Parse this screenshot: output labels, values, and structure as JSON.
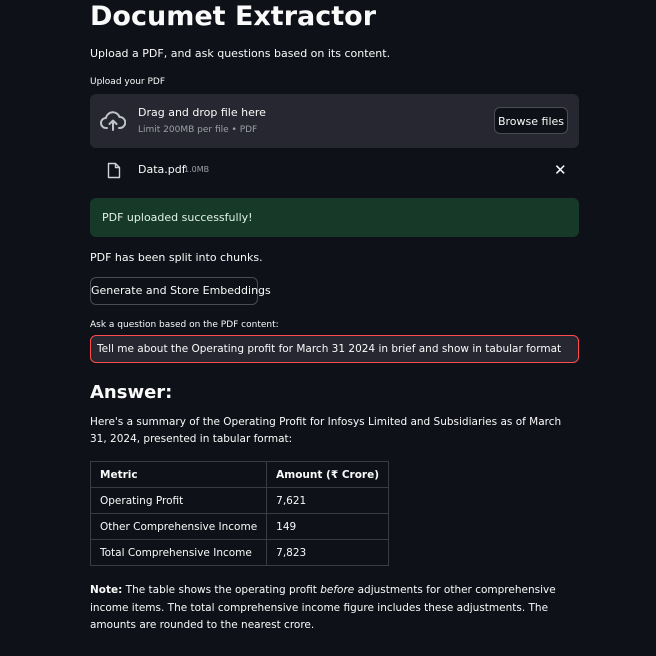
{
  "title": "Documet Extractor",
  "subtitle": "Upload a PDF, and ask questions based on its content.",
  "uploader": {
    "label": "Upload your PDF",
    "drop_text": "Drag and drop file here",
    "limit_text": "Limit 200MB per file • PDF",
    "browse_label": "Browse files",
    "file": {
      "name": "Data.pdf",
      "size": "1.0MB",
      "remove_symbol": "✕"
    }
  },
  "success_message": "PDF uploaded successfully!",
  "chunks_message": "PDF has been split into chunks.",
  "embeddings_button": "Generate and Store Embeddings",
  "question": {
    "label": "Ask a question based on the PDF content:",
    "value": "Tell me about the Operating profit for March 31 2024 in brief and show in tabular format"
  },
  "answer": {
    "heading": "Answer:",
    "summary": "Here's a summary of the Operating Profit for Infosys Limited and Subsidiaries as of March 31, 2024, presented in tabular format:",
    "table": {
      "headers": [
        "Metric",
        "Amount (₹ Crore)"
      ],
      "rows": [
        [
          "Operating Profit",
          "7,621"
        ],
        [
          "Other Comprehensive Income",
          "149"
        ],
        [
          "Total Comprehensive Income",
          "7,823"
        ]
      ]
    },
    "note": {
      "label": "Note:",
      "part1": " The table shows the operating profit ",
      "emphasis": "before",
      "part2": " adjustments for other comprehensive income items. The total comprehensive income figure includes these adjustments. The amounts are rounded to the nearest crore."
    }
  },
  "colors": {
    "background": "#0e1117",
    "surface": "#262730",
    "success_bg": "#173928",
    "focus_border": "#ff4b4b"
  }
}
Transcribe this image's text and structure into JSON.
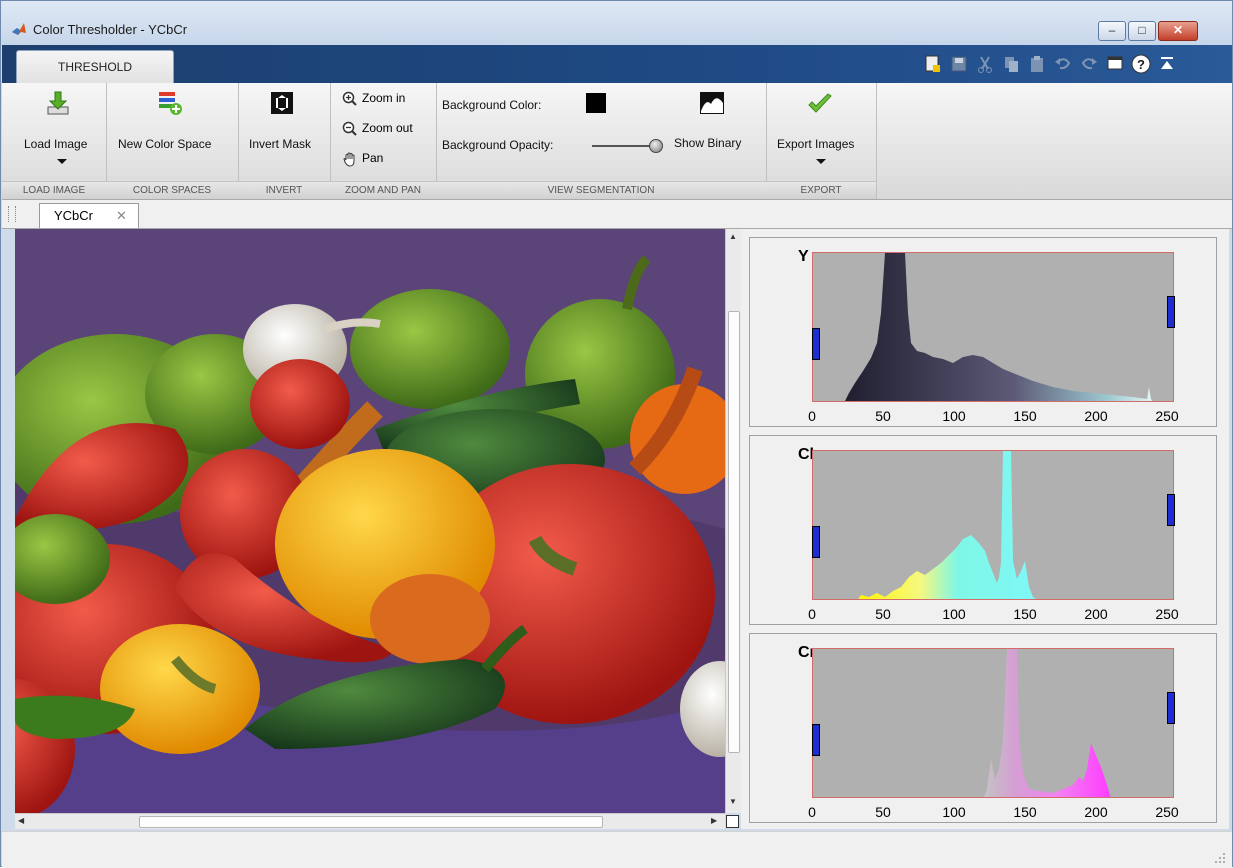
{
  "window": {
    "title": "Color Thresholder - YCbCr",
    "min_glyph": "–",
    "max_glyph": "□",
    "close_glyph": "✕"
  },
  "ribbon": {
    "tab": "THRESHOLD"
  },
  "toolstrip": {
    "load_image": {
      "label": "Load Image",
      "section": "LOAD IMAGE"
    },
    "new_color_space": {
      "label": "New Color Space",
      "section": "COLOR SPACES"
    },
    "invert_mask": {
      "label": "Invert Mask",
      "section": "INVERT"
    },
    "zoom": {
      "zoom_in": "Zoom in",
      "zoom_out": "Zoom out",
      "pan": "Pan",
      "section": "ZOOM AND PAN"
    },
    "view": {
      "background_color_label": "Background Color:",
      "background_color": "#000000",
      "background_opacity_label": "Background Opacity:",
      "background_opacity": 1.0,
      "show_binary": "Show Binary",
      "section": "VIEW SEGMENTATION"
    },
    "export": {
      "label": "Export Images",
      "section": "EXPORT"
    }
  },
  "document": {
    "tab": "YCbCr",
    "close_glyph": "✕"
  },
  "histograms": {
    "ticks": [
      "0",
      "50",
      "100",
      "150",
      "200",
      "250"
    ],
    "channels": [
      {
        "name": "Y",
        "range": [
          0,
          255
        ]
      },
      {
        "name": "Cb",
        "range": [
          0,
          255
        ]
      },
      {
        "name": "Cr",
        "range": [
          0,
          255
        ]
      }
    ]
  },
  "colors": {
    "accent_blue": "#1f4a85",
    "marker": "#1d2dd2",
    "plot_bg": "#b0b0b0"
  }
}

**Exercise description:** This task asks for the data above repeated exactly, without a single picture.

**Answer to this task:**
Parse this screenshot: output labels, values, and structure as JSON.
{
  "title": "Documet Extractor",
  "subtitle": "Upload a PDF, and ask questions based on its content.",
  "uploader": {
    "label": "Upload your PDF",
    "drop_text": "Drag and drop file here",
    "limit_text": "Limit 200MB per file • PDF",
    "browse_label": "Browse files",
    "file": {
      "name": "Data.pdf",
      "size": "1.0MB",
      "remove_symbol": "✕"
    }
  },
  "success_message": "PDF uploaded successfully!",
  "chunks_message": "PDF has been split into chunks.",
  "embeddings_button": "Generate and Store Embeddings",
  "question": {
    "label": "Ask a question based on the PDF content:",
    "value": "Tell me about the Operating profit for March 31 2024 in brief and show in tabular format"
  },
  "answer": {
    "heading": "Answer:",
    "summary": "Here's a summary of the Operating Profit for Infosys Limited and Subsidiaries as of March 31, 2024, presented in tabular format:",
    "table": {
      "headers": [
        "Metric",
        "Amount (₹ Crore)"
      ],
      "rows": [
        [
          "Operating Profit",
          "7,621"
        ],
        [
          "Other Comprehensive Income",
          "149"
        ],
        [
          "Total Comprehensive Income",
          "7,823"
        ]
      ]
    },
    "note": {
      "label": "Note:",
      "part1": " The table shows the operating profit ",
      "emphasis": "before",
      "part2": " adjustments for other comprehensive income items. The total comprehensive income figure includes these adjustments. The amounts are rounded to the nearest crore."
    }
  },
  "colors": {
    "background": "#0e1117",
    "surface": "#262730",
    "success_bg": "#173928",
    "focus_border": "#ff4b4b"
  }
}
Transcribe this image's text and structure into JSON.
{
  "window": {
    "title": "Color Thresholder - YCbCr",
    "min_glyph": "–",
    "max_glyph": "□",
    "close_glyph": "✕"
  },
  "ribbon": {
    "tab": "THRESHOLD"
  },
  "toolstrip": {
    "load_image": {
      "label": "Load Image",
      "section": "LOAD IMAGE"
    },
    "new_color_space": {
      "label": "New Color Space",
      "section": "COLOR SPACES"
    },
    "invert_mask": {
      "label": "Invert Mask",
      "section": "INVERT"
    },
    "zoom": {
      "zoom_in": "Zoom in",
      "zoom_out": "Zoom out",
      "pan": "Pan",
      "section": "ZOOM AND PAN"
    },
    "view": {
      "background_color_label": "Background Color:",
      "background_color": "#000000",
      "background_opacity_label": "Background Opacity:",
      "background_opacity": 1.0,
      "show_binary": "Show Binary",
      "section": "VIEW SEGMENTATION"
    },
    "export": {
      "label": "Export Images",
      "section": "EXPORT"
    }
  },
  "document": {
    "tab": "YCbCr",
    "close_glyph": "✕"
  },
  "histograms": {
    "ticks": [
      "0",
      "50",
      "100",
      "150",
      "200",
      "250"
    ],
    "channels": [
      {
        "name": "Y",
        "range": [
          0,
          255
        ]
      },
      {
        "name": "Cb",
        "range": [
          0,
          255
        ]
      },
      {
        "name": "Cr",
        "range": [
          0,
          255
        ]
      }
    ]
  },
  "colors": {
    "accent_blue": "#1f4a85",
    "marker": "#1d2dd2",
    "plot_bg": "#b0b0b0"
  }
}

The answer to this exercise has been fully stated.